_The input:_

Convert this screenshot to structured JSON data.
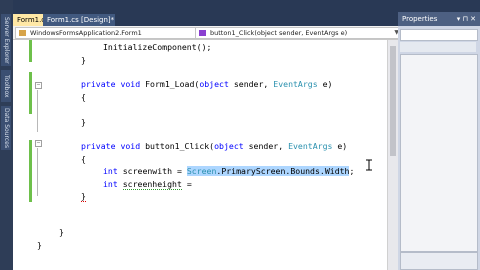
{
  "sidebar": {
    "tabs": [
      "Server Explorer",
      "Toolbox",
      "Data Sources"
    ]
  },
  "tabs": {
    "active": "Form1.cs*",
    "design": "Form1.cs [Design]*"
  },
  "navbar": {
    "class_combo": "WindowsFormsApplication2.Form1",
    "member_combo": "button1_Click(object sender, EventArgs e)"
  },
  "code": {
    "l1": "InitializeComponent();",
    "l2": "}",
    "l4_kw1": "private",
    "l4_kw2": "void",
    "l4_name": " Form1_Load(",
    "l4_kw3": "object",
    "l4_mid": " sender, ",
    "l4_ty": "EventArgs",
    "l4_end": " e)",
    "l5": "{",
    "l7": "}",
    "l9_name": " button1_Click(",
    "l10": "{",
    "l11_kw": "int",
    "l11_var": " screenwith = ",
    "l11_ty": "Screen",
    "l11_rest": ".PrimaryScreen.Bounds.Width",
    "l11_end": ";",
    "l12_kw": "int",
    "l12_var": "screenheight",
    "l12_eq": " =",
    "l13": "}",
    "l15": "}",
    "l16": "}"
  },
  "properties": {
    "title": "Properties",
    "pin": "▾ ⊓ ✕"
  },
  "colors": {
    "keyword": "#0000ff",
    "type": "#2b91af",
    "selection": "#add6ff",
    "chrome": "#293955",
    "changed_margin": "#6ec04b"
  }
}
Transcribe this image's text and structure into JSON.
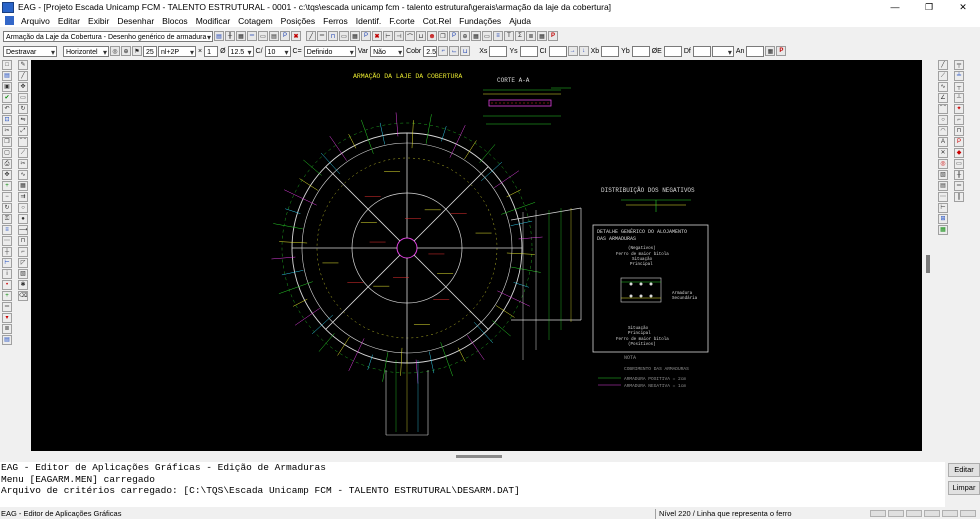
{
  "window": {
    "title": "EAG - [Projeto Escada Unicamp FCM - TALENTO ESTRUTURAL - 0001 - c:\\tqs\\escada unicamp fcm - talento estrutural\\gerais\\armação da laje da cobertura]",
    "minimize": "—",
    "maximize": "❐",
    "close": "✕"
  },
  "menu": [
    "Arquivo",
    "Editar",
    "Exibir",
    "Desenhar",
    "Blocos",
    "Modificar",
    "Cotagem",
    "Posições",
    "Ferros",
    "Identif.",
    "F.corte",
    "Cot.Rel",
    "Fundações",
    "Ajuda"
  ],
  "toolbar1": {
    "drawing_combo": "Armação da Laje da Cobertura - Desenho genérico de armadura"
  },
  "toolbar2": {
    "mode": "Destravar",
    "orientation": "Horizontel",
    "position_value": "25",
    "bar_spec": "nl+2P",
    "mult_label": "×",
    "mult_value": "1",
    "diameter_label": "Ø",
    "diameter_value": "12.5",
    "spacing_label": "C/",
    "spacing_value": "10",
    "c_label": "C=",
    "c_value": "Definido",
    "var_label": "Var",
    "var_value": "Não",
    "cobr_label": "Cobr",
    "cobr_value": "2.5",
    "xs_label": "Xs",
    "ys_label": "Ys",
    "ci_label": "CI",
    "xb_label": "Xb",
    "yb_label": "Yb",
    "oe_label": "ØE",
    "df_label": "Df",
    "an_label": "An"
  },
  "drawing": {
    "main_title": "ARMAÇÃO DA LAJE DA COBERTURA",
    "section_title": "CORTE A-A",
    "negatives_title": "DISTRIBUIÇÃO DOS NEGATIVOS",
    "detail_title_1": "DETALHE GENÉRICO DO ALOJAMENTO",
    "detail_title_2": "DAS ARMADURAS",
    "detail_neg": "(Negativos)",
    "detail_ferro1": "Ferro de maior bitola",
    "detail_sit1": "Situação",
    "detail_princ1": "Principal",
    "detail_arm": "Armadura",
    "detail_sec": "Secundária",
    "detail_sit2": "Situação",
    "detail_princ2": "Principal",
    "detail_ferro2": "Ferro de maior bitola",
    "detail_pos": "(Positivos)",
    "note_title": "NOTA",
    "note1": "COBRIMENTO DAS ARMADURAS",
    "note2": "ARMADURA POSITIVA = 2cm",
    "note3": "ARMADURA NEGATIVA = 1cm",
    "colors": {
      "structure": "#d8d8d8",
      "steel_pos": "#e8e830",
      "steel_neg": "#28d028",
      "magenta": "#e040e0",
      "cyan": "#30c8e8",
      "red": "#e83030"
    }
  },
  "console": {
    "lines": [
      "EAG - Editor de Aplicações Gráficas - Edição de Armaduras",
      "Menu [EAGARM.MEN] carregado",
      "Arquivo de critérios carregado: [C:\\TQS\\Escada Unicamp FCM - TALENTO ESTRUTURAL\\DESARM.DAT]"
    ],
    "edit_button": "Editar",
    "clear_button": "Limpar"
  },
  "status": {
    "app": "EAG - Editor de Aplicações Gráficas",
    "level": "Nível 220 / Linha que representa o ferro"
  }
}
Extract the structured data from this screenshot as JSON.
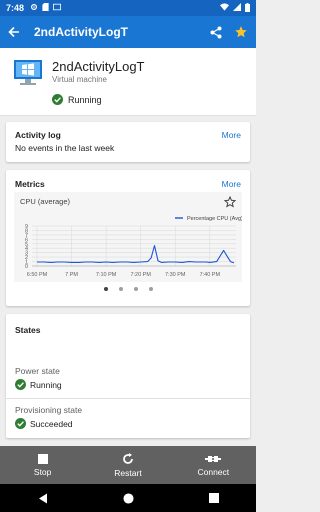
{
  "status_bar": {
    "time": "7:48"
  },
  "app_bar": {
    "title": "2ndActivityLogT"
  },
  "vm": {
    "name": "2ndActivityLogT",
    "type": "Virtual machine",
    "status": "Running"
  },
  "activity_log": {
    "title": "Activity log",
    "more_label": "More",
    "message": "No events in the last week"
  },
  "metrics": {
    "title": "Metrics",
    "more_label": "More"
  },
  "chart_data": {
    "type": "line",
    "title": "CPU (average)",
    "series": [
      {
        "name": "Percentage CPU (Avg)",
        "color": "#1a56db",
        "x": [
          "6:50 PM",
          "6:52 PM",
          "6:54 PM",
          "6:56 PM",
          "6:58 PM",
          "7:00 PM",
          "7:02 PM",
          "7:04 PM",
          "7:06 PM",
          "7:08 PM",
          "7:10 PM",
          "7:12 PM",
          "7:14 PM",
          "7:16 PM",
          "7:18 PM",
          "7:20 PM",
          "7:22 PM",
          "7:23 PM",
          "7:24 PM",
          "7:25 PM",
          "7:26 PM",
          "7:28 PM",
          "7:30 PM",
          "7:32 PM",
          "7:34 PM",
          "7:36 PM",
          "7:37 PM",
          "7:38 PM",
          "7:39 PM",
          "7:40 PM",
          "7:42 PM",
          "7:44 PM",
          "7:45 PM",
          "7:46 PM",
          "7:47 PM"
        ],
        "values": [
          0.9,
          0.9,
          0.8,
          0.9,
          0.9,
          0.8,
          0.8,
          0.9,
          0.9,
          0.8,
          0.9,
          0.8,
          0.9,
          0.9,
          0.8,
          0.9,
          1.0,
          1.8,
          4.6,
          1.2,
          0.8,
          0.9,
          0.9,
          0.8,
          1.0,
          0.9,
          0.9,
          0.9,
          0.9,
          0.8,
          1.0,
          3.5,
          2.2,
          1.0,
          0.7
        ]
      }
    ],
    "x_ticks": [
      "6:50 PM",
      "7 PM",
      "7:10 PM",
      "7:20 PM",
      "7:30 PM",
      "7:40 PM"
    ],
    "ylim": [
      0,
      9
    ],
    "y_ticks": [
      0,
      1,
      2,
      3,
      4,
      5,
      6,
      7,
      8,
      9
    ],
    "grid": true,
    "legend": "top-right"
  },
  "states": {
    "title": "States",
    "power_state_label": "Power state",
    "power_state_value": "Running",
    "provisioning_state_label": "Provisioning state",
    "provisioning_state_value": "Succeeded"
  },
  "bottom_bar": {
    "stop_label": "Stop",
    "restart_label": "Restart",
    "connect_label": "Connect"
  },
  "colors": {
    "primary": "#1976d2",
    "success": "#2e7d32",
    "star": "#fbc02d"
  }
}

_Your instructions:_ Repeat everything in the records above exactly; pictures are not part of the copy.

_Finished exercise:_
Convert this screenshot to structured JSON data.
{
  "sidebar": {
    "tabs": [
      "Server Explorer",
      "Toolbox",
      "Data Sources"
    ]
  },
  "tabs": {
    "active": "Form1.cs*",
    "design": "Form1.cs [Design]*"
  },
  "navbar": {
    "class_combo": "WindowsFormsApplication2.Form1",
    "member_combo": "button1_Click(object sender, EventArgs e)"
  },
  "code": {
    "l1": "InitializeComponent();",
    "l2": "}",
    "l4_kw1": "private",
    "l4_kw2": "void",
    "l4_name": " Form1_Load(",
    "l4_kw3": "object",
    "l4_mid": " sender, ",
    "l4_ty": "EventArgs",
    "l4_end": " e)",
    "l5": "{",
    "l7": "}",
    "l9_name": " button1_Click(",
    "l10": "{",
    "l11_kw": "int",
    "l11_var": " screenwith = ",
    "l11_ty": "Screen",
    "l11_rest": ".PrimaryScreen.Bounds.Width",
    "l11_end": ";",
    "l12_kw": "int",
    "l12_var": "screenheight",
    "l12_eq": " =",
    "l13": "}",
    "l15": "}",
    "l16": "}"
  },
  "properties": {
    "title": "Properties",
    "pin": "▾ ⊓ ✕"
  },
  "colors": {
    "keyword": "#0000ff",
    "type": "#2b91af",
    "selection": "#add6ff",
    "chrome": "#293955",
    "changed_margin": "#6ec04b"
  }
}
Transcribe this image's text and structure into JSON.
{
  "window": {
    "title": "EAG - [Projeto Escada Unicamp FCM - TALENTO ESTRUTURAL - 0001 - c:\\tqs\\escada unicamp fcm - talento estrutural\\gerais\\armação da laje da cobertura]",
    "minimize": "—",
    "maximize": "❐",
    "close": "✕"
  },
  "menu": [
    "Arquivo",
    "Editar",
    "Exibir",
    "Desenhar",
    "Blocos",
    "Modificar",
    "Cotagem",
    "Posições",
    "Ferros",
    "Identif.",
    "F.corte",
    "Cot.Rel",
    "Fundações",
    "Ajuda"
  ],
  "toolbar1": {
    "drawing_combo": "Armação da Laje da Cobertura - Desenho genérico de armadura"
  },
  "toolbar2": {
    "mode": "Destravar",
    "orientation": "Horizontel",
    "position_value": "25",
    "bar_spec": "nl+2P",
    "mult_label": "×",
    "mult_value": "1",
    "diameter_label": "Ø",
    "diameter_value": "12.5",
    "spacing_label": "C/",
    "spacing_value": "10",
    "c_label": "C=",
    "c_value": "Definido",
    "var_label": "Var",
    "var_value": "Não",
    "cobr_label": "Cobr",
    "cobr_value": "2.5",
    "xs_label": "Xs",
    "ys_label": "Ys",
    "ci_label": "CI",
    "xb_label": "Xb",
    "yb_label": "Yb",
    "oe_label": "ØE",
    "df_label": "Df",
    "an_label": "An"
  },
  "drawing": {
    "main_title": "ARMAÇÃO DA LAJE DA COBERTURA",
    "section_title": "CORTE A-A",
    "negatives_title": "DISTRIBUIÇÃO DOS NEGATIVOS",
    "detail_title_1": "DETALHE GENÉRICO DO ALOJAMENTO",
    "detail_title_2": "DAS ARMADURAS",
    "detail_neg": "(Negativos)",
    "detail_ferro1": "Ferro de maior bitola",
    "detail_sit1": "Situação",
    "detail_princ1": "Principal",
    "detail_arm": "Armadura",
    "detail_sec": "Secundária",
    "detail_sit2": "Situação",
    "detail_princ2": "Principal",
    "detail_ferro2": "Ferro de maior bitola",
    "detail_pos": "(Positivos)",
    "note_title": "NOTA",
    "note1": "COBRIMENTO DAS ARMADURAS",
    "note2": "ARMADURA POSITIVA = 2cm",
    "note3": "ARMADURA NEGATIVA = 1cm",
    "colors": {
      "structure": "#d8d8d8",
      "steel_pos": "#e8e830",
      "steel_neg": "#28d028",
      "magenta": "#e040e0",
      "cyan": "#30c8e8",
      "red": "#e83030"
    }
  },
  "console": {
    "lines": [
      "EAG - Editor de Aplicações Gráficas - Edição de Armaduras",
      "Menu [EAGARM.MEN] carregado",
      "Arquivo de critérios carregado: [C:\\TQS\\Escada Unicamp FCM - TALENTO ESTRUTURAL\\DESARM.DAT]"
    ],
    "edit_button": "Editar",
    "clear_button": "Limpar"
  },
  "status": {
    "app": "EAG - Editor de Aplicações Gráficas",
    "level": "Nível 220 / Linha que representa o ferro"
  }
}
Extract the structured data from this screenshot as JSON.
{
  "status_bar": {
    "time": "7:48"
  },
  "app_bar": {
    "title": "2ndActivityLogT"
  },
  "vm": {
    "name": "2ndActivityLogT",
    "type": "Virtual machine",
    "status": "Running"
  },
  "activity_log": {
    "title": "Activity log",
    "more_label": "More",
    "message": "No events in the last week"
  },
  "metrics": {
    "title": "Metrics",
    "more_label": "More"
  },
  "chart_data": {
    "type": "line",
    "title": "CPU (average)",
    "series": [
      {
        "name": "Percentage CPU (Avg)",
        "color": "#1a56db",
        "x": [
          "6:50 PM",
          "6:52 PM",
          "6:54 PM",
          "6:56 PM",
          "6:58 PM",
          "7:00 PM",
          "7:02 PM",
          "7:04 PM",
          "7:06 PM",
          "7:08 PM",
          "7:10 PM",
          "7:12 PM",
          "7:14 PM",
          "7:16 PM",
          "7:18 PM",
          "7:20 PM",
          "7:22 PM",
          "7:23 PM",
          "7:24 PM",
          "7:25 PM",
          "7:26 PM",
          "7:28 PM",
          "7:30 PM",
          "7:32 PM",
          "7:34 PM",
          "7:36 PM",
          "7:37 PM",
          "7:38 PM",
          "7:39 PM",
          "7:40 PM",
          "7:42 PM",
          "7:44 PM",
          "7:45 PM",
          "7:46 PM",
          "7:47 PM"
        ],
        "values": [
          0.9,
          0.9,
          0.8,
          0.9,
          0.9,
          0.8,
          0.8,
          0.9,
          0.9,
          0.8,
          0.9,
          0.8,
          0.9,
          0.9,
          0.8,
          0.9,
          1.0,
          1.8,
          4.6,
          1.2,
          0.8,
          0.9,
          0.9,
          0.8,
          1.0,
          0.9,
          0.9,
          0.9,
          0.9,
          0.8,
          1.0,
          3.5,
          2.2,
          1.0,
          0.7
        ]
      }
    ],
    "x_ticks": [
      "6:50 PM",
      "7 PM",
      "7:10 PM",
      "7:20 PM",
      "7:30 PM",
      "7:40 PM"
    ],
    "ylim": [
      0,
      9
    ],
    "y_ticks": [
      0,
      1,
      2,
      3,
      4,
      5,
      6,
      7,
      8,
      9
    ],
    "grid": true,
    "legend": "top-right"
  },
  "states": {
    "title": "States",
    "power_state_label": "Power state",
    "power_state_value": "Running",
    "provisioning_state_label": "Provisioning state",
    "provisioning_state_value": "Succeeded"
  },
  "bottom_bar": {
    "stop_label": "Stop",
    "restart_label": "Restart",
    "connect_label": "Connect"
  },
  "colors": {
    "primary": "#1976d2",
    "success": "#2e7d32",
    "star": "#fbc02d"
  }
}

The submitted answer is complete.